May 27, 2010 Miranda violations depend on whether the cop’s words and actions might reasonably elicit an incriminating statement
Yesterday, Maryland’s intermediate appellate court confirmed that, absent a Miranda waiver, a suspect’s statement must be suppressed where “any reasonable police officer could have reasonably anticipated that [the suspect] would respond to the substance of [a police officer’s accusation], and that the response could be incriminating.” Adams v. Maryland, ___ Md. App. ___ (May 26, 2010). https://mdcourts.gov/opinions/cosa/2010/1204s07.pdf . Adams explained:
Consequently, regardless of whether the detective acted in good faith in initiating this meeting outside the presence of Adams’s counsel, this encounter was the functional equivalent of interrogation. Blake v. State, 381 Md. 218, 236 (2004) (“Actions taken by the police that the police should know are reasonably likely to elicit an incriminating response from a suspect amount to the functional equivalent of interrogation.”). In the absence of any basis for finding a knowing and intelligent waiver of Adams’s right to be represented by counsel during such pretrial encounters, the statement should have been suppressed.
Adams proceeded to reverse Adams’s first degree murder conviction after finding that this Miranda violation was not harmless beyond a reasonable doubt.
It is doubtless that police often try to elicit waivers of assertions of Miranda rights through such schemes as pretending to have a heated disagreement —- in earshot of the suspect — over the suspect’s refusal to talk.

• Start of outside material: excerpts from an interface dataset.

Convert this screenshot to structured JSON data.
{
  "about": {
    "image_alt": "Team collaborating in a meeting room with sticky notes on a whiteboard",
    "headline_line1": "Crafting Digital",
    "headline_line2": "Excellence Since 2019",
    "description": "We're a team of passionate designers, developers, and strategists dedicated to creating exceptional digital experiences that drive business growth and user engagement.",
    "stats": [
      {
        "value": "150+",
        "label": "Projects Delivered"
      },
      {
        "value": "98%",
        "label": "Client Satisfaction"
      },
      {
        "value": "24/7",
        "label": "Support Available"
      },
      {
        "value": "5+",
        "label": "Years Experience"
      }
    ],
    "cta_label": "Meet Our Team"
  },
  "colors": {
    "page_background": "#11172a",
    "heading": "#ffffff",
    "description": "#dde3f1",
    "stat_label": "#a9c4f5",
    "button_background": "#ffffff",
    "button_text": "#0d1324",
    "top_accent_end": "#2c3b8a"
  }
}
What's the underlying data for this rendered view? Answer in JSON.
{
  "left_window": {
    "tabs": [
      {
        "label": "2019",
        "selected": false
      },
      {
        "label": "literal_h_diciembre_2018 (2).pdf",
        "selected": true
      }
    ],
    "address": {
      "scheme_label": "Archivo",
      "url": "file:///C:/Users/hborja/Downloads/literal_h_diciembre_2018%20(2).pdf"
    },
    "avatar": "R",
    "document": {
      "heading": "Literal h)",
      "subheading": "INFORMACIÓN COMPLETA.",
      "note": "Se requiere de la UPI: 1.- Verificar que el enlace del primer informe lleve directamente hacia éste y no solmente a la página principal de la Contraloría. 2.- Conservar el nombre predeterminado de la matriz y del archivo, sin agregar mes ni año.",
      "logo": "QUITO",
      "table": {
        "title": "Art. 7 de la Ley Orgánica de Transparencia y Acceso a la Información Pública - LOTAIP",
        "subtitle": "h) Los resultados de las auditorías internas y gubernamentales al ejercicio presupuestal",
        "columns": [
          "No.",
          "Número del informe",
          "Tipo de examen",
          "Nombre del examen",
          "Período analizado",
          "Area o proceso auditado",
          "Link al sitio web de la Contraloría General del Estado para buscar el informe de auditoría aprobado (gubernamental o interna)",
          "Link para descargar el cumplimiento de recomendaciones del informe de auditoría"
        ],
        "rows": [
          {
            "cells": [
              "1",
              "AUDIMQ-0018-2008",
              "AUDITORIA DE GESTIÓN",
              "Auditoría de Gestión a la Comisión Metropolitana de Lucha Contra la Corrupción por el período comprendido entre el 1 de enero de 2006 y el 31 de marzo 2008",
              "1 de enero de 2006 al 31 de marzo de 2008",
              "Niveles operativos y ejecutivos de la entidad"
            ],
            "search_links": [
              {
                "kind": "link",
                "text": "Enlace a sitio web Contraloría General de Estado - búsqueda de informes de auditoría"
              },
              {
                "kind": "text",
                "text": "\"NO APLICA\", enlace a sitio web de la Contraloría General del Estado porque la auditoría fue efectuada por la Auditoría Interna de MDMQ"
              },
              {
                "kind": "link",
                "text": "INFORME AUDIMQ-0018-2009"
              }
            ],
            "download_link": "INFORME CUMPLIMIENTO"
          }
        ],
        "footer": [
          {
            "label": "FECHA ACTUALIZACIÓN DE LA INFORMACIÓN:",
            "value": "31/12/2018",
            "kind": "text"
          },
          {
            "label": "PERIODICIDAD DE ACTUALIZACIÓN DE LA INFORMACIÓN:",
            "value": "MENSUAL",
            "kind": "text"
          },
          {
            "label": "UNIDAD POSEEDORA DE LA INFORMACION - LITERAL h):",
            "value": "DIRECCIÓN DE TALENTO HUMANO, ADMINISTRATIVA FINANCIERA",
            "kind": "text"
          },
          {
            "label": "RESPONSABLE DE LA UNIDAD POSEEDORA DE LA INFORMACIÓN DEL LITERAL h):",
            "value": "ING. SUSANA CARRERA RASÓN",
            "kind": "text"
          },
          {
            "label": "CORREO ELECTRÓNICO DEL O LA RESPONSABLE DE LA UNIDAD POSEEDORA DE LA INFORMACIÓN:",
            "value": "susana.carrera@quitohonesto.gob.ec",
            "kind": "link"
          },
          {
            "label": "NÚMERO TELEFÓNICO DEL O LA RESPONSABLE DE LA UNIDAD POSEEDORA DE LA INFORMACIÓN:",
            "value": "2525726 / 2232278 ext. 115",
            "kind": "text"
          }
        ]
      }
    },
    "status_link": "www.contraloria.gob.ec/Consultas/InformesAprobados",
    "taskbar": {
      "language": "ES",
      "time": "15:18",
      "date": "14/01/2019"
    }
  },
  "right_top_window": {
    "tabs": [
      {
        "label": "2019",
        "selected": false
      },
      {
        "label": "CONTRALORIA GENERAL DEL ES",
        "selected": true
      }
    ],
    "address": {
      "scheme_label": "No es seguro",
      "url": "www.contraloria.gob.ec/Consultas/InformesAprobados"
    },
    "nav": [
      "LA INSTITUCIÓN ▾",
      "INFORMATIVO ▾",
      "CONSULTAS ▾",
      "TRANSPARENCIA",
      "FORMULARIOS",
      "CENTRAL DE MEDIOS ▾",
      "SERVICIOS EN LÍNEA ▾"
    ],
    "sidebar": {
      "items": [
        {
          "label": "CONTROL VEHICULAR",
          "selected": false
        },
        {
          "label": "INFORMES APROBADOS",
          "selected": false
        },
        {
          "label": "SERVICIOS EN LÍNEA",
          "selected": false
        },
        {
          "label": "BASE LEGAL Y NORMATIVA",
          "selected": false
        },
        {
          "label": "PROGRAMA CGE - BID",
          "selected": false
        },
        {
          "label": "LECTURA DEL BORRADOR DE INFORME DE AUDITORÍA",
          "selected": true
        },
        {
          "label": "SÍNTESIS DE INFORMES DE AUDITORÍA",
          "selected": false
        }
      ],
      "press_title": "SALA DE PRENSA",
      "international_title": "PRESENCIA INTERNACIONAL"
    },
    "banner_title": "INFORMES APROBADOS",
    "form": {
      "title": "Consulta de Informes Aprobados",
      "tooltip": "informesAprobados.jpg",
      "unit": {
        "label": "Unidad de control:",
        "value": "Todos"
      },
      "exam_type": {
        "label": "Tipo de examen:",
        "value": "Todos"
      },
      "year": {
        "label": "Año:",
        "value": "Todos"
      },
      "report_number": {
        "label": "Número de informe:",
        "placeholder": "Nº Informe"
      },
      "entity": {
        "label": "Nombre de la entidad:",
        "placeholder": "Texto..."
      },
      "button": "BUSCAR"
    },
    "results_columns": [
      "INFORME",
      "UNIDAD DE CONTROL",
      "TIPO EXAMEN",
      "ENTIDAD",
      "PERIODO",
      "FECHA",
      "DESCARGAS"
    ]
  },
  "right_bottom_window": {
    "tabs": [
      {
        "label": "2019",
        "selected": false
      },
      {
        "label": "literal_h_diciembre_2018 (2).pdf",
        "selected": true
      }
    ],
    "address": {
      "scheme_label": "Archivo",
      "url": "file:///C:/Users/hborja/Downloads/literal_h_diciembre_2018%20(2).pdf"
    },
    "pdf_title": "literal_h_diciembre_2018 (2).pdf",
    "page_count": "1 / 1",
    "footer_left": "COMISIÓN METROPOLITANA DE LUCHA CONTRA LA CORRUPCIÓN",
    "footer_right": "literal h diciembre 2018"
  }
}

The foregoing language from Adams should treat such tactics as the equivalent of an interrogation.
In Adams, the prosecution admitted that it had sent a police officer to the jail to deliver Adams a notice of the prosecutor’s intention to seek a non-parolable life sentence. However, the delivering police officer went beyond mere hand delivery to encouraging Adams to ask any questions about the document. As a result, Adams, who already was represented by counsel, asked the officer why the prosecution was seeking such a sentence, and the officer responded with an accusation that Adams had stabbed the decedent thirty-two times, to which Adams made an incriminating statement that he had only stabbed seven times, which contradicted his confession upon arrest that he had blacked out and did not remember the incident.
Adams said that while the prosecutor had a valid concern about getting the non-parolable sentencing intention notice to Adams on time, the court talked of the option of the prosecutor doing so in broad daylight in court in front of the defense attorney.
Adams also instructed that as to any retrial, the original trial judge erred by refusing Adams’s request to instruct the jury about his voluntary manslaughter defense of hot blooded response to legally adequate provocation, because he had generated the issue, no matter how overwhelming the evidence may have been against him and no matter how thin was the hot blooded response defense.